Android apps are now available on these Chromebooks

Chromebook Play Store

Remember when we heard that Chromebooks were going to be able to run Android apps? Well, support for these in Chrome OS just became a reality, at least for certain devices.

Back at the I/O event last month, Google announced that the Asus Chromebook Flip, Acer Chromebook R11 and the latest Chromebook Pixel would be the first devices to support Android apps, and indeed this is the case.

However, as Engadget reports, it appears the Asus Flip is the first machine to gain this functionality – if you're running Chrome OS dev channel 53, that is – and Reddit users reckon the Play Store still isn't working properly on the other two notebooks. But it should be very soon.

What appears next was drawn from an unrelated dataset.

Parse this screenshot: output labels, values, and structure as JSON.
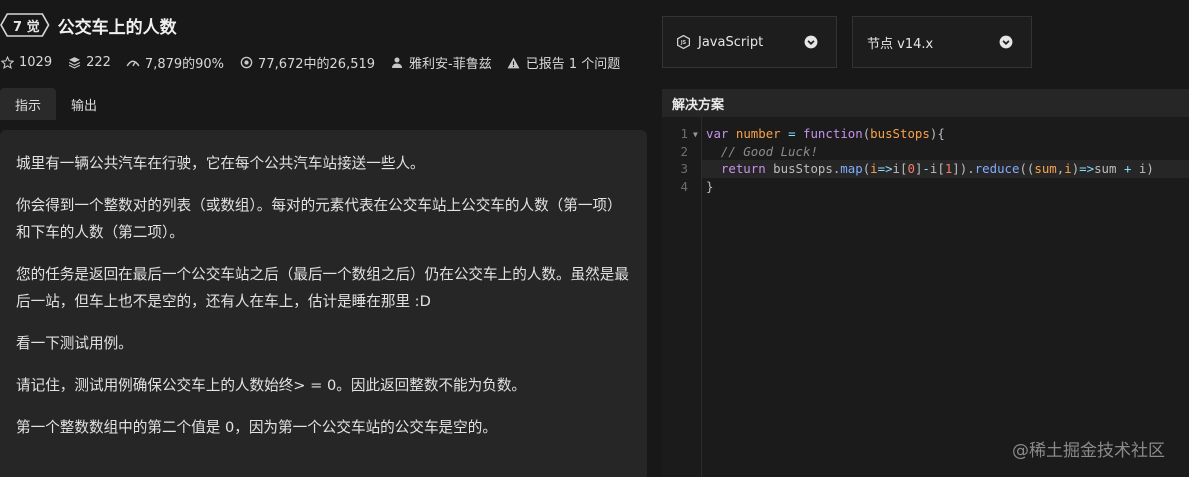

These have been chosen as the initial Chromebooks to run the apps because they've got chunky enough hardware and a touchscreen on board. The touchscreen makes things easier initially, as it means users can avail themselves of Android goodies without proper keyboard support.

More devices in the pipeline

However, support for far more Chromebooks is in the pipeline as developers get their apps in shape to be compatible with Chrome OS. Check out this support page to see the full – and quite lengthy – list of Chromebooks that will run Android apps later this year.

Note that at the moment, even those with the correct device and alpha version of Chrome OS loaded can only use tablet apps and games; those designed for smartphones won't work.

Naturally, you can expect some level of instability given that this is still early days on the dev channel, with screen rotation apparently broken, the accelerometer being buggy, and some apps are certainly not functioning correctly.

But there are reports of a fair number of apps and games working seemingly well, including Hearthstone, Galaxy of Heroes, The Simpsons: Tapped Out and Crossy Road.

Everything will be running more smoothly with the stable release later this year, of course, and far more Chromebooks will get support as mentioned, opening up a massive new world of apps for all and sundry – and indeed programs and games that can be used offline, making the Chromebook far more versatile when no internet connection is available.

Darren is a freelancer writing news and features for TechRadar (and occasionally T3) across a broad range of computing topics including CPUs, GPUs, various other hardware, VPNs, antivirus and more. He has written about tech for the best part of three decades, and writes books in his spare time (his debut novel - 'I Know What You Did Last Supper' - was published by Hachette UK in 2013).